■ WHAT IS NEEDED: Omit the pictures. Print each entry below exactly.

(Component data from apps and pages)
_ _ _ _ _ _ _
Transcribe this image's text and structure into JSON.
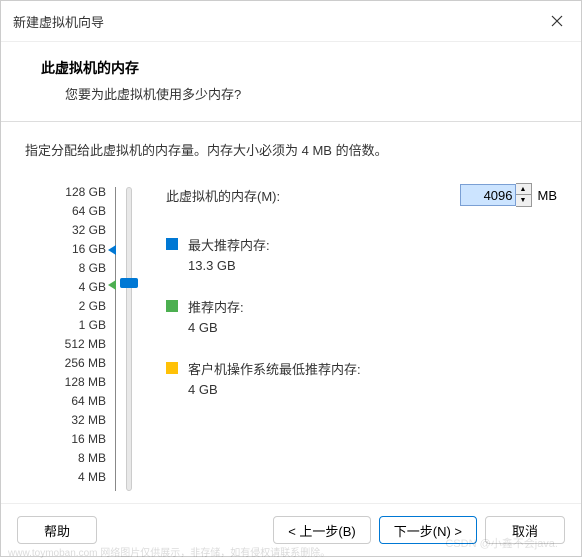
{
  "titlebar": {
    "title": "新建虚拟机向导"
  },
  "header": {
    "title": "此虚拟机的内存",
    "subtitle": "您要为此虚拟机使用多少内存?"
  },
  "instruction": "指定分配给此虚拟机的内存量。内存大小必须为 4 MB 的倍数。",
  "memory": {
    "label": "此虚拟机的内存(M):",
    "value": "4096",
    "unit": "MB"
  },
  "scale": {
    "labels": [
      "128 GB",
      "64 GB",
      "32 GB",
      "16 GB",
      "8 GB",
      "4 GB",
      "2 GB",
      "1 GB",
      "512 MB",
      "256 MB",
      "128 MB",
      "64 MB",
      "32 MB",
      "16 MB",
      "8 MB",
      "4 MB"
    ]
  },
  "recommendations": {
    "max": {
      "label": "最大推荐内存:",
      "value": "13.3 GB"
    },
    "rec": {
      "label": "推荐内存:",
      "value": "4 GB"
    },
    "min": {
      "label": "客户机操作系统最低推荐内存:",
      "value": "4 GB"
    }
  },
  "footer": {
    "help": "帮助",
    "back": "< 上一步(B)",
    "next": "下一步(N) >",
    "cancel": "取消"
  },
  "watermark": "CSDN @小鑫不会java.",
  "note": "www.toymoban.com 网络图片仅供展示，非存储，如有侵权请联系删除。"
}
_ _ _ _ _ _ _
■ WORKED SOLUTION:
Transcribe this image's text and structure into JSON.
{
  "titlebar": {
    "title": "新建虚拟机向导"
  },
  "header": {
    "title": "此虚拟机的内存",
    "subtitle": "您要为此虚拟机使用多少内存?"
  },
  "instruction": "指定分配给此虚拟机的内存量。内存大小必须为 4 MB 的倍数。",
  "memory": {
    "label": "此虚拟机的内存(M):",
    "value": "4096",
    "unit": "MB"
  },
  "scale": {
    "labels": [
      "128 GB",
      "64 GB",
      "32 GB",
      "16 GB",
      "8 GB",
      "4 GB",
      "2 GB",
      "1 GB",
      "512 MB",
      "256 MB",
      "128 MB",
      "64 MB",
      "32 MB",
      "16 MB",
      "8 MB",
      "4 MB"
    ]
  },
  "recommendations": {
    "max": {
      "label": "最大推荐内存:",
      "value": "13.3 GB"
    },
    "rec": {
      "label": "推荐内存:",
      "value": "4 GB"
    },
    "min": {
      "label": "客户机操作系统最低推荐内存:",
      "value": "4 GB"
    }
  },
  "footer": {
    "help": "帮助",
    "back": "< 上一步(B)",
    "next": "下一步(N) >",
    "cancel": "取消"
  },
  "watermark": "CSDN @小鑫不会java.",
  "note": "www.toymoban.com 网络图片仅供展示，非存储，如有侵权请联系删除。"
}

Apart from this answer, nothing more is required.